    • I’m curious.

      How do you use Swizzle Sticks and Sweet-n-Low packets to test a student’s unobserved preflight regiment?

      • I’m guessing SV is referring to leaving them in places the student should be looking, to see if the student finds them or not.

  2. Human brains do not reach full functionality until the 21st year or so. Hence, teenagers understanding of many things appears foolish. Think back to your own teenage years and even earlier when you engaged in behaviors that today (hopefully) you would deem as either foolish or downright life threatening. I look back at my some of my own preteen and teenage stunts with a mixed sense of “I really did that?” and “Jeez! I really could have killed myself!”

  3. I wonder about the many times a cockpit crewperson did the “walkaround” prior to each flight since the victims were killed. The smell must’ve been noticeable, never mind the actual sight of them in the exposed wheel wells for days. I’ll not be flying Avianca any time soon…

  4. The “gear bay area” of the airbus is not entirely visible from the ground. You could, if you know how, open the gear doors and look in there. Not something I am expected to do or know how. That is a maintenance function. I am more concerned about security than the integrity of a walk around.

    As far as the smell goes, the ramp often smells like feces (lav trucks), diesel, jet fuel, fish and exhaust.

  5. When we were kids in NJ we would hop trains for fun and to visit nearby areas too far to get to on our bicycles. This may be the same sort of teenage thrill seeking.

  6. Couple of kids, maybe small town, likely totally unsophisticated in terms of jet planes, pressurization, or indeed air travel in general, they just want to get away to somewhere, anywhere. They identify the opportunity to get into the gear well unobserved and figure hey, the doors close, we’re up inside the plane just like the passengers, just not as comfy. What seems nuts to you and me looks well within reason to them.

    • Aircraft are covered in warning placards already. Has no one thought of putting a “You will die in here” placard inside the gear well?

  7. As a long time Cpt of large 4 holers I never did one outside check.
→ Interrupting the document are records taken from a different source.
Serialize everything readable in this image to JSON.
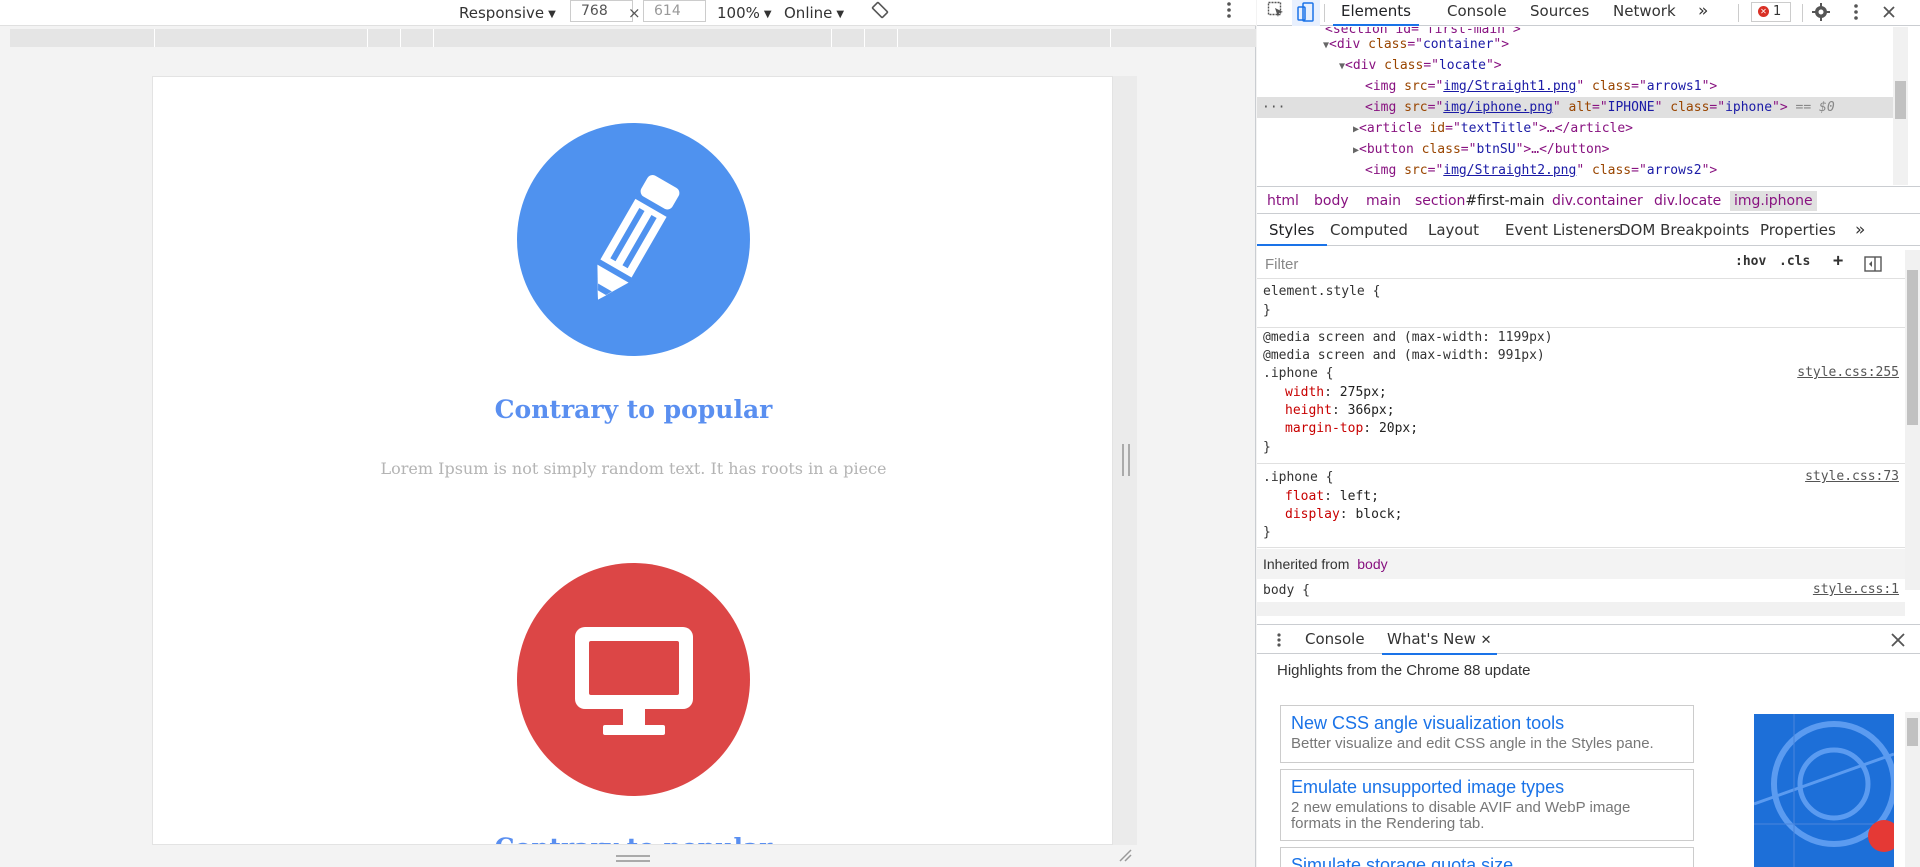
{
  "emulation": {
    "device_mode": "Responsive",
    "width": "768",
    "height": "614",
    "times": "×",
    "zoom": "100%",
    "network": "Online"
  },
  "page": {
    "features": [
      {
        "title": "Contrary to popular",
        "text": "Lorem Ipsum is not simply random text. It has roots in a piece",
        "color": "#4f92ef",
        "icon": "pencil-icon"
      },
      {
        "title": "Contrary to popular",
        "color": "#dc4646",
        "icon": "monitor-icon"
      }
    ]
  },
  "devtools": {
    "tabs": [
      "Elements",
      "Console",
      "Sources",
      "Network"
    ],
    "more_tabs": "»",
    "error_count": "1",
    "dom": [
      {
        "open": "<section id=\"first-main\">"
      },
      {
        "tag": "div",
        "attr": "class",
        "value": "container"
      },
      {
        "tag": "div",
        "attr": "class",
        "value": "locate"
      },
      {
        "src": "img/Straight1.png",
        "cls": "arrows1"
      },
      {
        "src": "img/iphone.png",
        "alt": "IPHONE",
        "cls": "iphone",
        "selected_marker": "== $0"
      },
      {
        "collapsed_tag": "article",
        "id": "textTitle"
      },
      {
        "collapsed_tag": "button",
        "cls": "btnSU"
      },
      {
        "src": "img/Straight2.png",
        "cls": "arrows2"
      }
    ],
    "breadcrumbs": [
      "html",
      "body",
      "main",
      "section",
      "#first-main",
      "div.container",
      "div.locate",
      "img.iphone"
    ],
    "sub_tabs": [
      "Styles",
      "Computed",
      "Layout",
      "Event Listeners",
      "DOM Breakpoints",
      "Properties"
    ],
    "filter_placeholder": "Filter",
    "filter_buttons": [
      ":hov",
      ".cls",
      "+"
    ],
    "styles": {
      "element_style": "element.style {",
      "close": "}",
      "media1": "@media screen and (max-width: 1199px)",
      "media2": "@media screen and (max-width: 991px)",
      "rule1_selector": ".iphone {",
      "rule1_source": "style.css:255",
      "rule1_props": [
        {
          "name": "width",
          "value": "275px;"
        },
        {
          "name": "height",
          "value": "366px;"
        },
        {
          "name": "margin-top",
          "value": "20px;"
        }
      ],
      "rule2_selector": ".iphone {",
      "rule2_source": "style.css:73",
      "rule2_props": [
        {
          "name": "float",
          "value": "left;"
        },
        {
          "name": "display",
          "value": "block;"
        }
      ],
      "inherited_label": "Inherited from",
      "inherited_tag": "body",
      "body_selector": "body {",
      "body_source": "style.css:1"
    },
    "drawer": {
      "tabs": [
        "Console",
        "What's New"
      ],
      "heading": "Highlights from the Chrome 88 update",
      "cards": [
        {
          "title": "New CSS angle visualization tools",
          "desc": "Better visualize and edit CSS angle in the Styles pane."
        },
        {
          "title": "Emulate unsupported image types",
          "desc": "2 new emulations to disable AVIF and WebP image formats in the Rendering tab."
        },
        {
          "title": "Simulate storage quota size",
          "desc": ""
        }
      ]
    }
  }
}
My airline was basically a pax transport oriented company, flying dedicated destinations who all had at least one ground engineer, or contracted company present.
    Freight haulers who have many unique and ad hoc destinations have either a dedicated GE flying on board or maybe those pilots do it.
    Crew duty time is at times so limiting that a 15 minutes outside check can mean no flight at all or needing a 3-pilot crew. Ground engineers are trained for that job and do it way better as pilots kicking the tires.
    Long time ago we flew with (dedicated) Flight Engineers (unlike as in the US a pilot as the first stage in his flying career), I sometimes accompanied the FE and he pointed me at so many things to look for, and indicate what was acceptable. You have to be trained for that and repeat it regularly, not once a Year.
    We entered the plane many times via a jet bridge, seeing close to nothing from the plane itself. Jokingly in the cockpit I remarked that if the plane would have no tail we wouldn’t know 🙂